If you love the CNE’s range of vendors, the One of a Kind Show is a staple at the Exhibition Place, running from November 24 to December 4. You can find tons of makers, designers, and suppliers, all under one roof.
If you regret the missed opportunity to see a fuzzy alpaca at the petting zoo, you’re in luck. The Metro Toronto Zoo is open until November 1, and the High Park zoo is open year-round. Just don’t let that crafty peacock escape… again.
My favourite thing about the CNE is the food. Trying strange and eclectic culinary creations is what I’m all about, and having a ton of them all in one place is overwhelmingly awesome. If you didn’t get to snack on fusion tacos, waffle bowls, or cricket hotdogs this year, don’t feel like you’ve missed out — check out the vendor list and see where you can find these kooky culinary creators the rest of the year.
6. Every now and then, something happens in the sky and everyone gets excited on social media. The last Hunter’s Moon on October 15 was also a Super Moon, resulting in a large and vibrant yellow moon that shone through the hazy October clouds. Of course, I barely got to see it because I was bundled up in blankets sneezing, but everyone who caught a glimpse on my feeds made it look and sound really cool.
Luckily for any space enthusiast who missed the event, this past Hunter’s Moon was just the first of a series of three super moons set to occur in October, November, and December. Mark your calendars for the Beaver’s Moon on November 14, and the Cold Moon on December 14. We’re also in store for a number of other cosmic events this fall, which you can keep tabs on through the Royal Astronomical Society.
Toronto’s sky is, at best, a giant pile of smog, so you may want to plan ahead to find a clear viewing spot. If you’re ready to drive a bit for the view, the Torrance Barrens Dark-Sky Preserve in Gravenhurst is a free vantage point just a few hours north of the city. Turn your car lights off, let your eyes adjust, and enjoy the night sky totally removed of light pollution and distractions. If you’re not keen on a night drive back, make it a mini getaway by booking a nearby stay on Airbnb.
7. Okay, look — there’s always going to be something cool to do. And if you don’t do that, there’s always something else… but who says you always have to do something?
While running between commitments, I’ve barely had time to see the leaves this fall, except for the couple of times I’ve been out of the city or outside of the core. If I’m too busy to really enjoy what defines the season, what am I actually doing? If we’re always looking for the next thing, we risk completely missing what’s right in front of us.
Sometimes, the solution is a lot simpler: just let it go. Don’t fear missing out. Everyone is doing something different at any given time, and there’s no way for us to always be engaged in everything going on, as much as we want to be connected to it all at once. Maybe you’re not doing the thing that your friend with the visually-appealing feed is doing — but they’re not doing what you’re doing either.

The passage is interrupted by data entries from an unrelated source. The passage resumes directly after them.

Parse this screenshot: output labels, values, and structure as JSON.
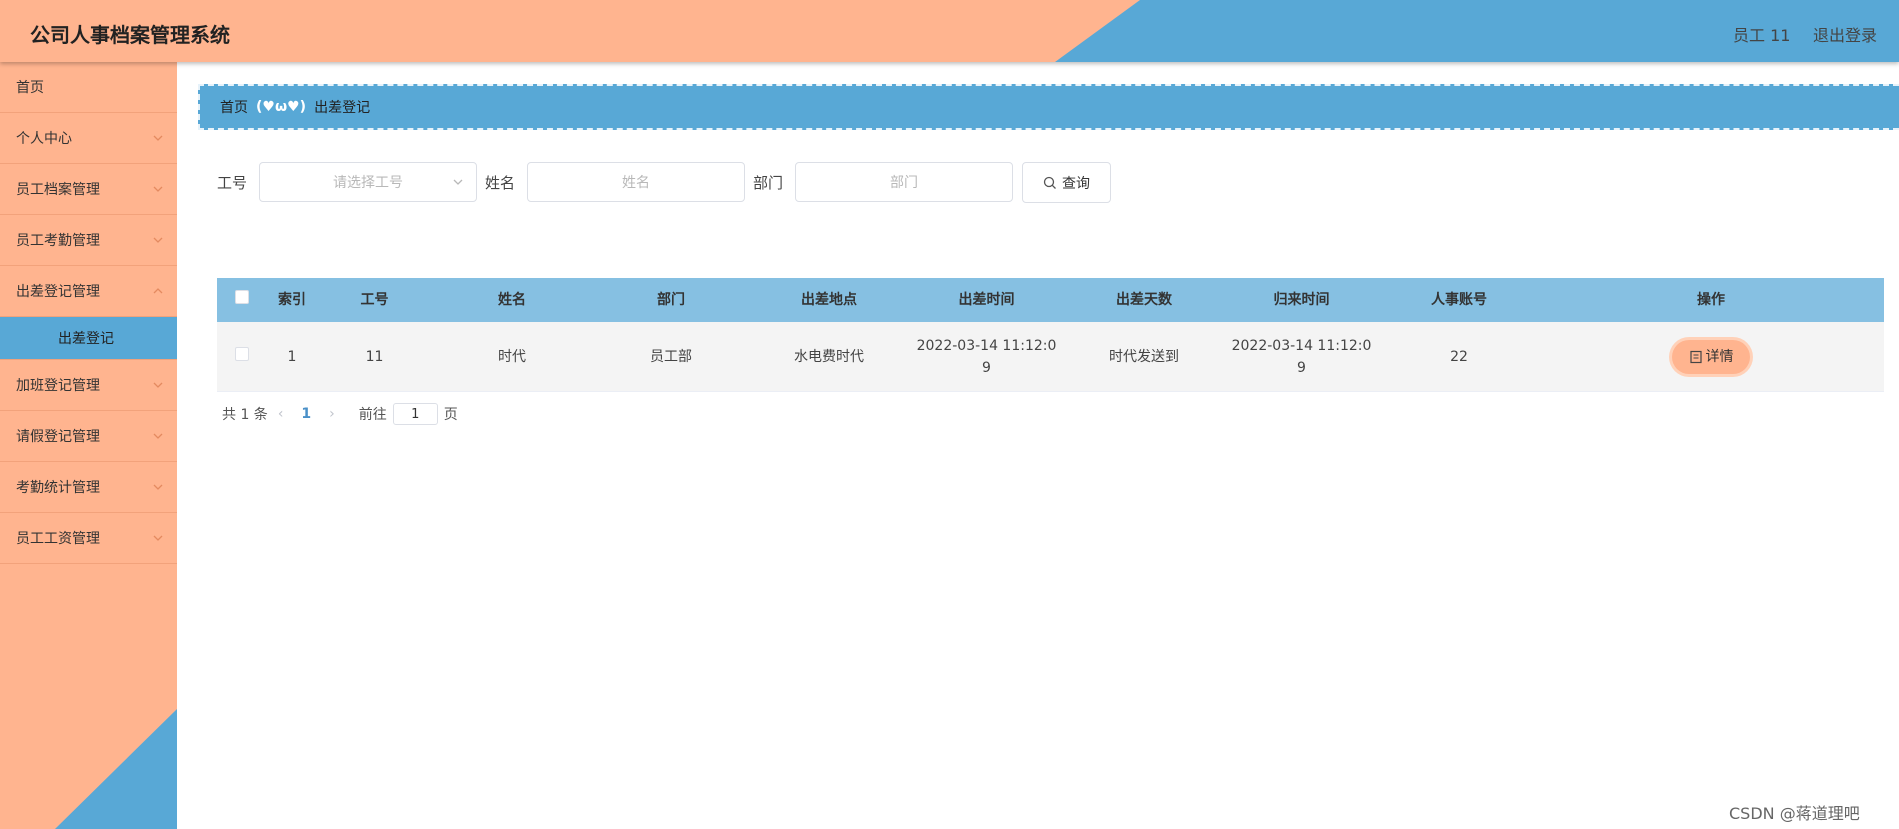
{
  "header": {
    "title": "公司人事档案管理系统",
    "user": "员工 11",
    "logout": "退出登录"
  },
  "sidebar": {
    "items": [
      {
        "label": "首页",
        "has_arrow": false
      },
      {
        "label": "个人中心",
        "has_arrow": true
      },
      {
        "label": "员工档案管理",
        "has_arrow": true
      },
      {
        "label": "员工考勤管理",
        "has_arrow": true
      },
      {
        "label": "出差登记管理",
        "has_arrow": true,
        "expanded": true
      },
      {
        "label": "加班登记管理",
        "has_arrow": true
      },
      {
        "label": "请假登记管理",
        "has_arrow": true
      },
      {
        "label": "考勤统计管理",
        "has_arrow": true
      },
      {
        "label": "员工工资管理",
        "has_arrow": true
      }
    ],
    "active_sub": "出差登记"
  },
  "breadcrumb": {
    "home": "首页",
    "separator": "(♥ω♥)",
    "current": "出差登记"
  },
  "filters": {
    "employee_id_label": "工号",
    "employee_id_placeholder": "请选择工号",
    "name_label": "姓名",
    "name_placeholder": "姓名",
    "department_label": "部门",
    "department_placeholder": "部门",
    "query_button": "查询"
  },
  "table": {
    "columns": [
      "索引",
      "工号",
      "姓名",
      "部门",
      "出差地点",
      "出差时间",
      "出差天数",
      "归来时间",
      "人事账号",
      "操作"
    ],
    "rows": [
      {
        "index": "1",
        "employee_id": "11",
        "name": "时代",
        "department": "员工部",
        "location": "水电费时代",
        "trip_time_line1": "2022-03-14 11:12:0",
        "trip_time_line2": "9",
        "days": "时代发送到",
        "return_time_line1": "2022-03-14 11:12:0",
        "return_time_line2": "9",
        "hr_account": "22",
        "action": "详情"
      }
    ]
  },
  "pagination": {
    "total": "共 1 条",
    "current_page": "1",
    "goto_label": "前往",
    "goto_value": "1",
    "page_suffix": "页"
  },
  "watermark": "CSDN @蒋道理吧",
  "colors": {
    "peach": "#ffb48f",
    "blue": "#58a8d6",
    "table_header": "#86c0e2"
  }
}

Pick and choose what makes you happy, and the rest of the time, find solace in doing what’s right in the moment.
At the end of the day, FOMO is an irrational fear that only feeds into itself. The only time we’re actually missing out is when we don’t see what’s good about where we already are. Look around — enjoy the view. Don’t miss out on what you already have!